The following article appeared in the Dundee Evening Telegraph on Thursday 11 June, 1885, concerning the use of hero-names for Victorian children.
For FitzRoy Somerset, 1st Baron Raglan (pictured) who was commander of the British troops sent to the Crimea in 1854. The name was first registered in England and Wales in the fourth quarter of 1854 when it was given to five children. This most likely followed the Battle of Balaclava in October 1854. The following year fourteen children were registered, and the name continued to be used intermittently up until 1971.
This is seemingly a spelling mistake or typing-error. It is most likely meant to be Arnaud for General Jacques St. Arnaud, the French colleague of Lord Raglan with whom he jointly commanded an Anglo-French force in the Crimean war. St Arnaud died shortly after commanding at the Battle of the Alma in September 1854. Arnaud (and spelling variants Arnand, Arnauld and Arnard) were -- like Raglan -- first registered in the fourth quarter of 1854. One girl was even named Arnauda Isabella.
Osman Pasha was an Ottoman field marshal and the hero of the Siege of Plevna in 1877. Though Osman had been registered occasionally before this date (averaging one registration per year), in 1877 alone 27 children were given the name, followed by 90 children in 1878. Many were boys but there was at least one girl (Osman Clara). Others were named Osman Plevna, Osman Pasha or Osman Sulieman.
Sir Garnet / Garnet Wolseley
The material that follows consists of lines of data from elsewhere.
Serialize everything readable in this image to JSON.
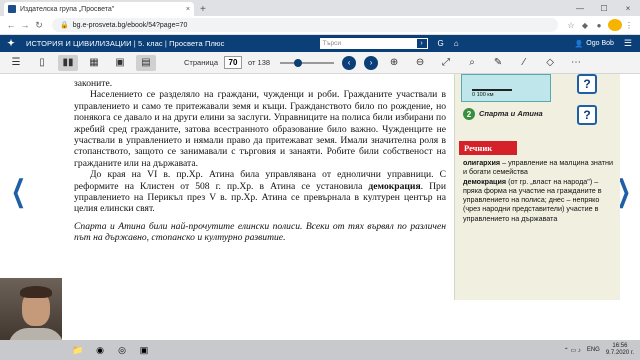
{
  "browser": {
    "tab_title": "Издателска група „Просвета\"",
    "tab_close": "×",
    "new_tab": "+",
    "url": "bg.e-prosveta.bg/ebook/54?page=70",
    "window_controls": [
      "—",
      "☐",
      "×"
    ]
  },
  "app": {
    "title": "ИСТОРИЯ И ЦИВИЛИЗАЦИИ | 5. клас | Просвета Плюс",
    "search_placeholder": "Търси",
    "user": "Ogo Bob"
  },
  "toolbar": {
    "page_label": "Страница",
    "page_value": "70",
    "page_of": "от 138"
  },
  "book": {
    "paragraphs": [
      {
        "indent": false,
        "text": "законите."
      },
      {
        "indent": true,
        "text": "Населението се разделяло на граждани, чужденци и роби. Гражданите участвали в управлението и само те притежавали земя и къщи. Гражданството било по рождение, но понякога се давало и на други елини за заслуги. Управниците на полиса били избирани по жребий сред гражданите, затова всестранното образование било важно. Чужденците не участвали в управлението и нямали право да притежават земя. Имали значителна роля в стопанството, защото се занимавали с търговия и занаяти. Робите били собственост на гражданите или на държавата."
      },
      {
        "indent": true,
        "text_before": "До края на VI в. пр.Хр. Атина била управлявана от еднолични управници. С реформите на Клистен от 508 г. пр.Хр. в Атина се установила ",
        "bold": "демокрация",
        "text_after": ". При управлението на Перикъл през V в. пр.Хр. Атина се превърнала в културен център на целия елински свят."
      }
    ],
    "italic_note": "Спарта и Атина били най-прочутите елински полиси. Всеки от тях вървял по различен път на държавно, стопанско и културно развитие."
  },
  "aside": {
    "scale_label": "0      100 км",
    "number": "2",
    "subtitle": "Спарта и Атина",
    "question_mark": "?",
    "vocab_title": "Речник",
    "vocab_entries": [
      {
        "term": "олигархия",
        "def": " – управление на малцина знатни и богати семейства"
      },
      {
        "term": "демокрация",
        "def": " (от гр. „власт на народа\") – пряка форма на участие на гражданите в управлението на полиса; днес – непряко (чрез народни представители) участие в управлението на държавата"
      }
    ]
  },
  "taskbar": {
    "lang": "ENG",
    "time": "16:56",
    "date": "9.7.2020 г."
  },
  "icons": [
    "tab-favicon",
    "lock-icon",
    "back-icon",
    "forward-icon",
    "reload-icon",
    "logo-icon",
    "search-go-icon",
    "home-icon",
    "user-icon",
    "menu-icon",
    "page-icon",
    "zoom-in-icon",
    "zoom-out-icon",
    "pen-icon",
    "eraser-icon",
    "left-arrow-icon",
    "right-arrow-icon"
  ]
}
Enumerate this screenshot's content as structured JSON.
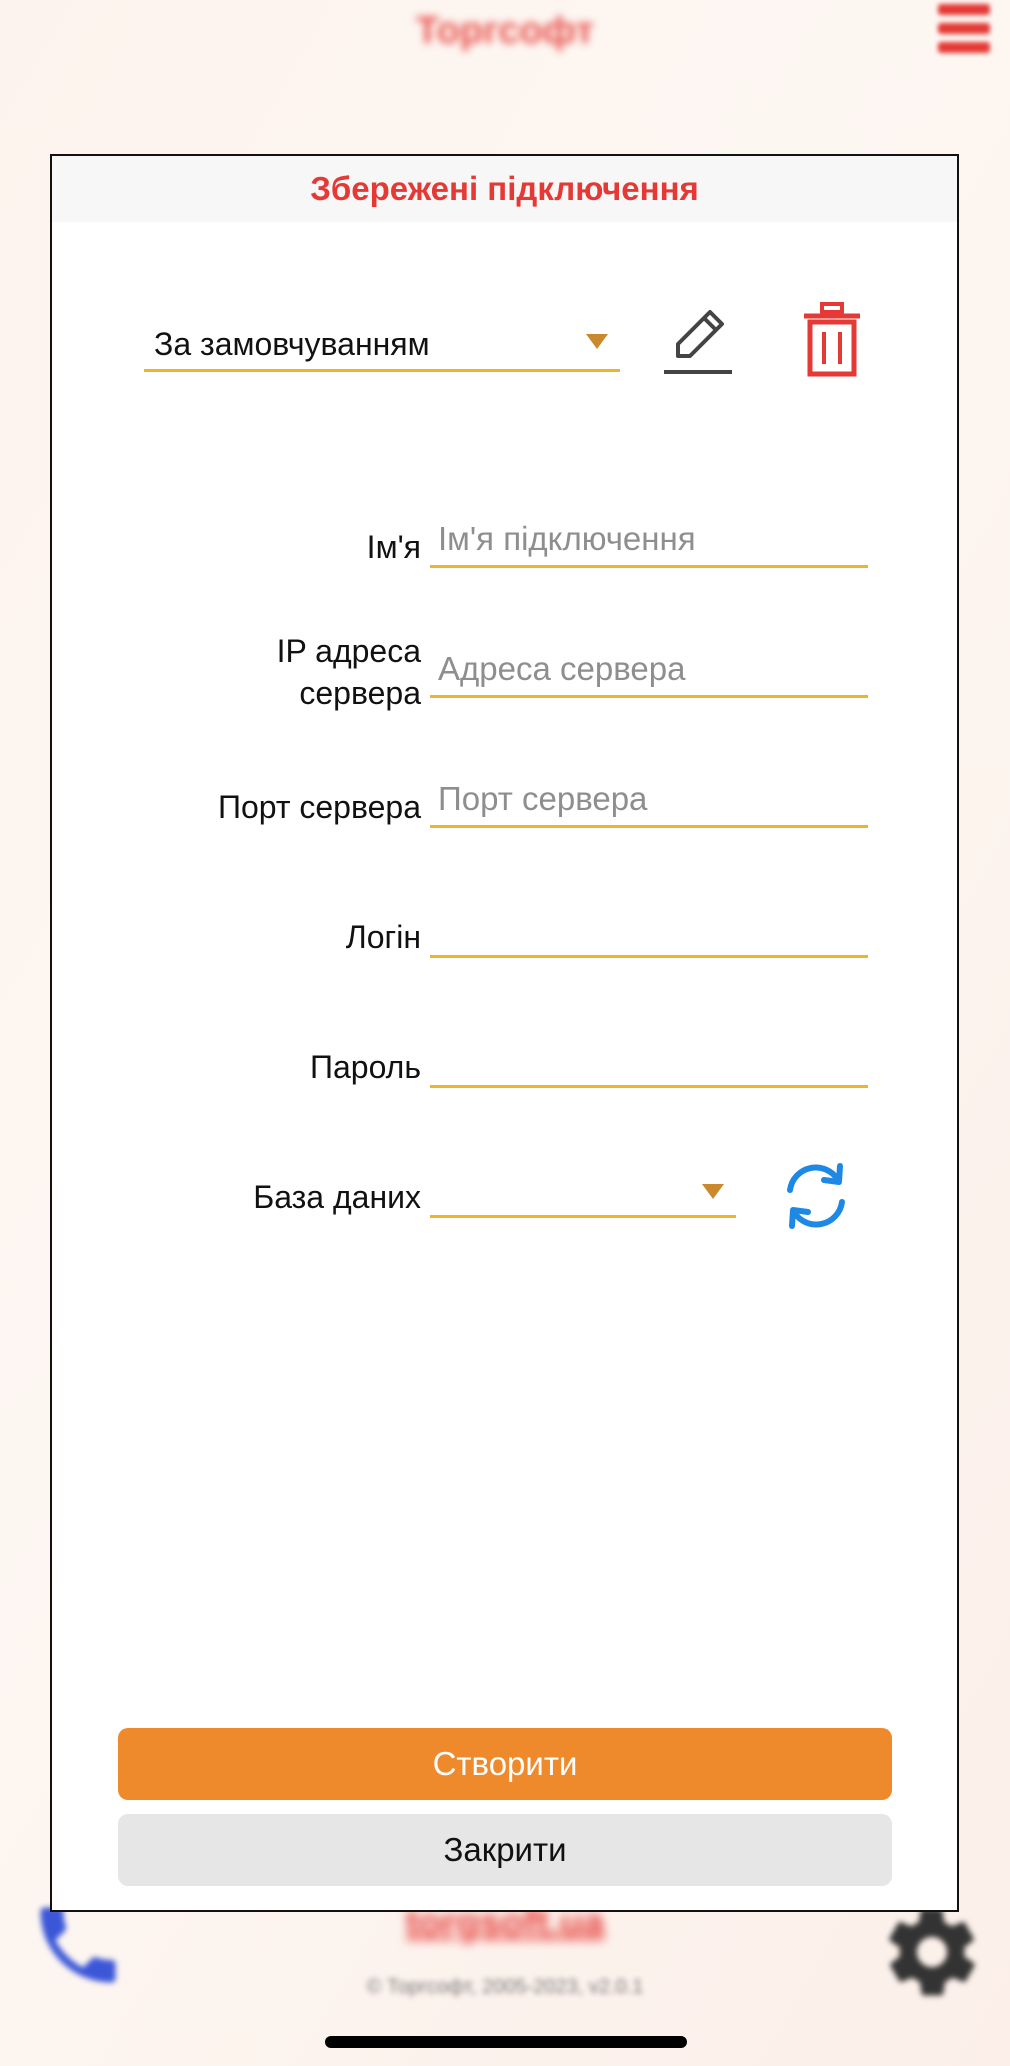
{
  "background": {
    "brand": "Торгсофт",
    "site_link": "torgsoft.ua",
    "copyright": "© Торгсофт, 2005-2023, v2.0.1",
    "menu_icon": "hamburger-menu-icon",
    "phone_icon": "phone-icon",
    "settings_icon": "gear-icon"
  },
  "modal": {
    "title": "Збережені підключення",
    "saved_connection": {
      "selected": "За замовчуванням",
      "edit_icon": "pencil-icon",
      "delete_icon": "trash-icon"
    },
    "fields": {
      "name": {
        "label": "Ім'я",
        "value": "",
        "placeholder": "Ім'я підключення"
      },
      "ip": {
        "label_line1": "IP адреса",
        "label_line2": "сервера",
        "value": "",
        "placeholder": "Адреса сервера"
      },
      "port": {
        "label": "Порт сервера",
        "value": "",
        "placeholder": "Порт сервера"
      },
      "login": {
        "label": "Логін",
        "value": "",
        "placeholder": ""
      },
      "password": {
        "label": "Пароль",
        "value": "",
        "placeholder": ""
      },
      "database": {
        "label": "База даних",
        "selected": "",
        "refresh_icon": "refresh-icon"
      }
    },
    "buttons": {
      "create": "Створити",
      "close": "Закрити"
    }
  },
  "colors": {
    "accent": "#ef8a2c",
    "underline": "#f0b429",
    "title_red": "#e53935",
    "refresh_blue": "#1e88e5"
  }
}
Named for Garnet Wolseley, 1st Viscount Wolseley who is considered one of the most influential and admired British generals having served in Burma, the Crimean War, the Indian Mutiny, China, Canada and widely throughout Africa. Two boys were named Sir Garnet in 1883. Garnet Wolseley was registered 31 times from 1874 to 1900 with the peak year in 1882.